28 November 2012

How Iceland Restrained the Anglo-American Banks: CBC Interviews Ólafur Grimsson

As you have read here and elsewhere, there is the 'Japanese model' and the 'Swedish model' for dealing with a crisis caused by asset bubbles and fraud from an oversized financial sector and an overly powerful segment of monied interests. 

It is obviously a simplification to slot such a policy issue into two models, but it has some philosophical validity with regard to the resolution of the bad debt that follows such a period of financial recklessness by the Banks.

I should note that I have rarely if ever seen this sort of broader discussion of other policy alternatives in any mainstream US media, and certainly not during the presidential debates which tended to focus on soft issues, distractions, and style.

The Swedish model favors the disposition of the debt failures on the banks, and their management and bond holders.  The Japanese model seeks to sustain the financial status quo and their associated corporate cartels with public debt and social policy adjustments.

Iceland has famously followed the 'Swedish model.' Perhaps so well it may better be called the 'Iceland model.'

If it is not apparent, what made the difference was the resolute manner in which the people of Iceland rejected the deal offered to them by the Banks and their politicians.

Americans made some initial attempts to prevent such bailouts as in TARP, before their politicians caved in to the 'bullet and the bribe.'  But lost their fervor in the co-opting of the Tea Party movement, and even turned against the Occupy Wall Street movement in the face of a determined media campaign to portray them as outsiders, cranks, and radicals.  

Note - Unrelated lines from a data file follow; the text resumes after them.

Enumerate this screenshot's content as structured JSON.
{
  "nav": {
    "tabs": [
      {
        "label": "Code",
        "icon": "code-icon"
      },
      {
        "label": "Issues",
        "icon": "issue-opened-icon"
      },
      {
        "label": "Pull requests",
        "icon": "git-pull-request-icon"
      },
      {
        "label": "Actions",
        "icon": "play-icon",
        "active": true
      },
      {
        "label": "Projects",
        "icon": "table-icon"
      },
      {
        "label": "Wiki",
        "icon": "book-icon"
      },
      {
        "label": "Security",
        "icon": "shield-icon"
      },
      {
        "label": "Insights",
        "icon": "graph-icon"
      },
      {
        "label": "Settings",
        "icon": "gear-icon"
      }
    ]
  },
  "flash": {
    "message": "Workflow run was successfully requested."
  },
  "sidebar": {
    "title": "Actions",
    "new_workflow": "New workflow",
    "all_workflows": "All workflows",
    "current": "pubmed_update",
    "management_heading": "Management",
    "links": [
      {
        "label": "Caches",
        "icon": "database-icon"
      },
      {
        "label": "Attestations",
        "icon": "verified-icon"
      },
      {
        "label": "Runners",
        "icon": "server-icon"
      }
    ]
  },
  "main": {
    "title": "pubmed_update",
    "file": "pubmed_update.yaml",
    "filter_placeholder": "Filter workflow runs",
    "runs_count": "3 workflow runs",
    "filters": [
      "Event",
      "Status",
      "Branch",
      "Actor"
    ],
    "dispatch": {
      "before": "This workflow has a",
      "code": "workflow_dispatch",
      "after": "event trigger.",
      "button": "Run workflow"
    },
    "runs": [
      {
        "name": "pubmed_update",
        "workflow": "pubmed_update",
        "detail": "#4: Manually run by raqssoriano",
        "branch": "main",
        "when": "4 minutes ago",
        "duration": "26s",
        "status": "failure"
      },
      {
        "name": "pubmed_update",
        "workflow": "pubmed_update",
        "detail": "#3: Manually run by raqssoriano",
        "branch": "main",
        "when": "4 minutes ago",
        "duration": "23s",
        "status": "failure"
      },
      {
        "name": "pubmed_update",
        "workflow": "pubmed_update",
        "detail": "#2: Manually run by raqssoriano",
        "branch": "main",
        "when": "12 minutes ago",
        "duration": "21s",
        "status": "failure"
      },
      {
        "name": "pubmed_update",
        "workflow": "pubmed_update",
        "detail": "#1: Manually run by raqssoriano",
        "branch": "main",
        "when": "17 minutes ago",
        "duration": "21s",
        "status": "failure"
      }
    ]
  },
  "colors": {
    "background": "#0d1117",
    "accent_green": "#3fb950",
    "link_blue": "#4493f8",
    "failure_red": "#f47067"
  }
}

As a smaller nation with a stronger sense of community, the Icelanders receive more of their information from diverse and direct personal sources, rather than through interpretation and packaging of the news by a few large media outlets. They also seem less disposed to make a 'war on the weak' amongst their own people than the larger, more impersonalized nations with less homogenous populations.

The US, the UK, and the rest of Europe are currently following the 'Japanese model' of pretend and extend, supporting those who benefited from the bubble, the wealthy elite, with sovereign debt and a policy of austerity for the public. 

The US and the UK seem likely to do so since they are the home ground of the banking cartel and the financial status quo, but the path that Europe is taking is a bit of a surprise considering they are supposed to be progressive and 'socialists.'  It is no wonder that many of the key decision making slots are being 'handled' as they are by the monied interests, and their friends in big media are weaving a campaign of pride and nationalistic divisiveness to harness the darker side of human nature.  It has worked before, at least twice in Germany during the last century, as you may recall.

Neither approach is easy or perfect.  But it does seem that one is more just and effective than the other.